**Task instructions:**
The answer must be every line below that holds the word "llegar".

(Data extracted from a collection)
>>>>>
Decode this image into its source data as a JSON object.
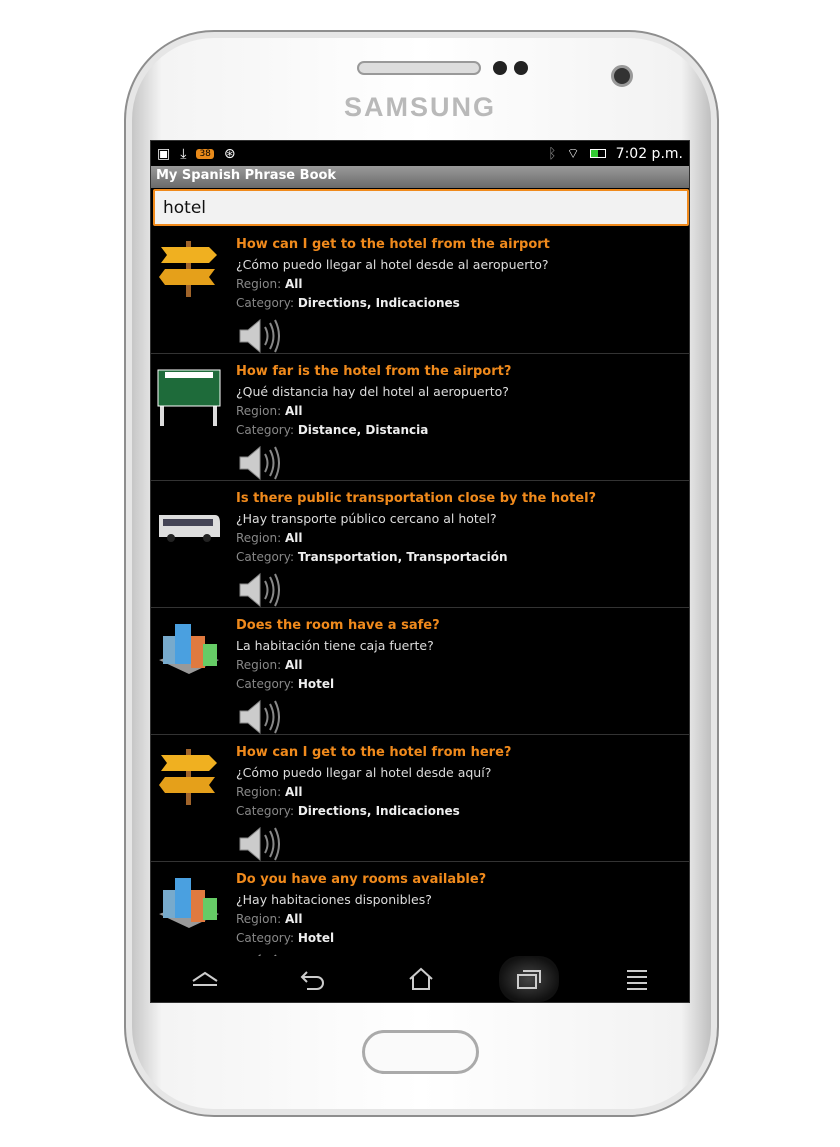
{
  "device": {
    "brand": "SAMSUNG"
  },
  "status": {
    "time": "7:02 p.m.",
    "badge": "38",
    "icons": [
      "picture-icon",
      "download-icon",
      "notification-badge-icon",
      "sync-icon",
      "bluetooth-icon",
      "wifi-icon",
      "battery-icon"
    ]
  },
  "app": {
    "title": "My Spanish Phrase Book"
  },
  "search": {
    "value": "hotel"
  },
  "labels": {
    "region": "Region:",
    "category": "Category:"
  },
  "accent": "#f08a1c",
  "items": [
    {
      "en": "How can I get to the hotel from the airport",
      "es": "¿Cómo puedo llegar al hotel desde al aeropuerto?",
      "region": "All",
      "category": "Directions, Indicaciones",
      "icon": "signpost-icon"
    },
    {
      "en": "How far is the hotel from the airport?",
      "es": "¿Qué distancia hay del hotel al aeropuerto?",
      "region": "All",
      "category": "Distance, Distancia",
      "icon": "highway-sign-icon"
    },
    {
      "en": "Is there public transportation close by the hotel?",
      "es": "¿Hay transporte público  cercano al hotel?",
      "region": "All",
      "category": "Transportation, Transportación",
      "icon": "bus-icon"
    },
    {
      "en": "Does the room have a safe?",
      "es": "La habitación tiene caja fuerte?",
      "region": "All",
      "category": "Hotel",
      "icon": "buildings-icon"
    },
    {
      "en": "How can I get to the hotel from here?",
      "es": "¿Cómo puedo llegar al hotel desde aquí?",
      "region": "All",
      "category": "Directions, Indicaciones",
      "icon": "signpost-icon"
    },
    {
      "en": "Do you have any rooms available?",
      "es": "¿Hay habitaciones disponibles?",
      "region": "All",
      "category": "Hotel",
      "icon": "buildings-icon"
    }
  ],
  "nav": [
    "up-icon",
    "back-icon",
    "home-icon",
    "recent-apps-icon",
    "menu-icon"
  ]
}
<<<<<
**Finished task:**
      "es": "¿Cómo puedo llegar al hotel desde al aeropuerto?",
      "es": "¿Cómo puedo llegar al hotel desde aquí?",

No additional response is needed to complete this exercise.